Dataset entries

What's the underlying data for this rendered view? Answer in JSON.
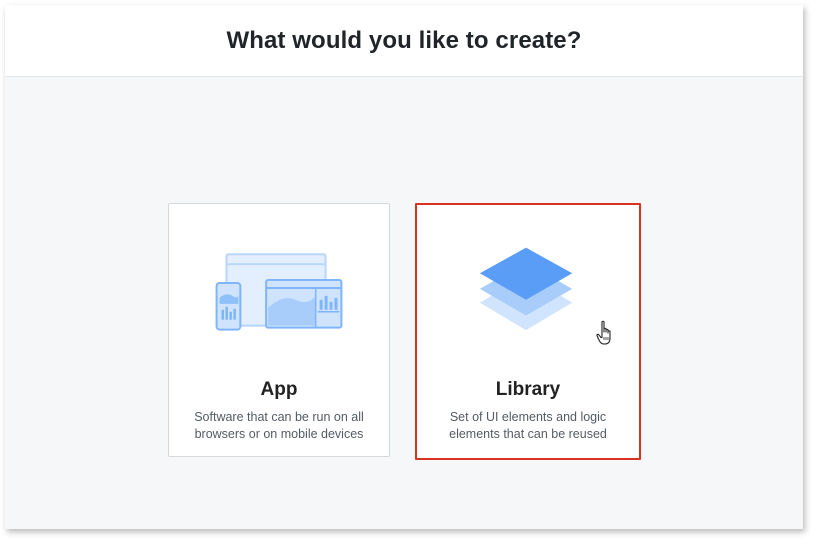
{
  "header": {
    "title": "What would you like to create?"
  },
  "options": [
    {
      "title": "App",
      "description_line1": "Software that can be run on all",
      "description_line2": "browsers or on mobile devices",
      "icon": "app-devices-icon"
    },
    {
      "title": "Library",
      "description_line1": "Set of UI elements and logic",
      "description_line2": "elements that can be reused",
      "icon": "layers-icon",
      "selected": true
    }
  ],
  "colors": {
    "selected_border": "#d9321f",
    "accent_blue": "#5a9df7",
    "light_blue": "#a9cdfb",
    "background": "#f6f7f9"
  }
}
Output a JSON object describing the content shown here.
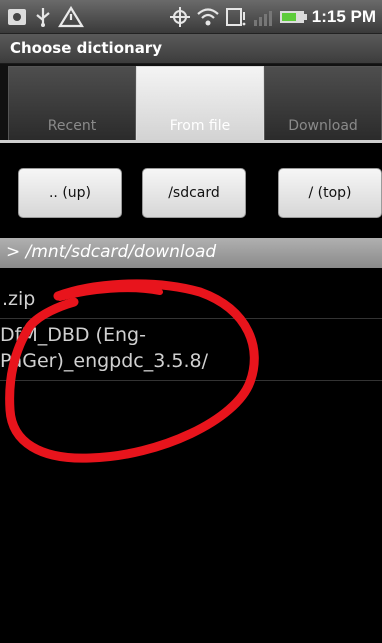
{
  "status_bar": {
    "time": "1:15 PM",
    "icons": [
      "screenshot-icon",
      "usb-icon",
      "warning-icon",
      "gps-icon",
      "wifi-icon",
      "notification-icon",
      "signal-icon",
      "battery-icon"
    ]
  },
  "dialog": {
    "title": "Choose dictionary"
  },
  "tabs": [
    {
      "label": "Recent",
      "selected": false
    },
    {
      "label": "From file",
      "selected": true
    },
    {
      "label": "Download",
      "selected": false
    }
  ],
  "buttons": {
    "up_label": ".. (up)",
    "sdcard_label": "/sdcard",
    "top_label": "/ (top)"
  },
  "path": "> /mnt/sdcard/download",
  "files": [
    {
      "label": ".zip"
    },
    {
      "label": "DfM_DBD (Eng-\nPaGer)_engpdc_3.5.8/"
    }
  ],
  "colors": {
    "annotation": "#e8141c",
    "selected_tab": "#e6e6e6",
    "path_bar": "#9e9e9e"
  }
}
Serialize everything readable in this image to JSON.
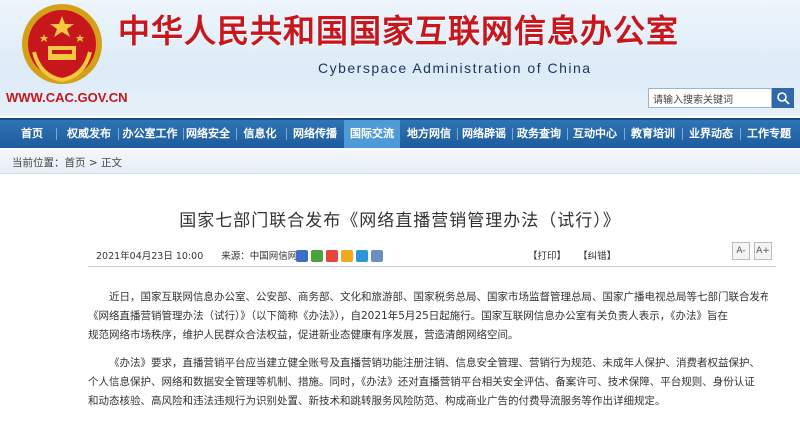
{
  "header": {
    "title": "中华人民共和国国家互联网信息办公室",
    "subtitle": "Cyberspace Administration of China",
    "url": "WWW.CAC.GOV.CN",
    "search_placeholder": "请输入搜索关键词",
    "brand_red": "#c8161d",
    "brand_blue": "#1d5c9c"
  },
  "nav": {
    "items": [
      "首页",
      "权威发布",
      "办公室工作",
      "网络安全",
      "信息化",
      "网络传播",
      "国际交流",
      "地方网信",
      "网络辟谣",
      "政务查询",
      "互动中心",
      "教育培训",
      "业界动态",
      "工作专题"
    ],
    "active": "国际交流"
  },
  "breadcrumb": {
    "label": "当前位置：",
    "home": "首页",
    "sep": " > ",
    "current": "正文"
  },
  "article": {
    "title": "国家七部门联合发布《网络直播营销管理办法（试行）》",
    "date": "2021年04月23日 10:00",
    "source": "来源：中国网信网",
    "print": "【打印】",
    "correction": "【纠错】",
    "font_small": "A-",
    "font_large": "A+",
    "paragraphs": [
      [
        "近日，国家互联网信息办公室、公安部、商务部、文化和旅游部、国家税务总局、国家市场监督管理总局、国家广播电视总局等七部门联合发布",
        "《网络直播营销管理办法（试行）》（以下简称《办法》），自2021年5月25日起施行。国家互联网信息办公室有关负责人表示，《办法》旨在",
        "规范网络市场秩序，维护人民群众合法权益，促进新业态健康有序发展，营造清朗网络空间。"
      ],
      [
        "《办法》要求，直播营销平台应当建立健全账号及直播营销功能注册注销、信息安全管理、营销行为规范、未成年人保护、消费者权益保护、",
        "个人信息保护、网络和数据安全管理等机制、措施。同时，《办法》还对直播营销平台相关安全评估、备案许可、技术保障、平台规则、身份认证",
        "和动态核验、高风险和违法违规行为识别处置、新技术和跳转服务风险防范、构成商业广告的付费导流服务等作出详细规定。"
      ]
    ]
  }
}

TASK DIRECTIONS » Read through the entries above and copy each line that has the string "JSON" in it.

RESULT OF THE TASK »
What's the underlying data for this rendered view? Answer in JSON.
Output a JSON object describing the content shown here.
Serialize everything readable in this image to JSON.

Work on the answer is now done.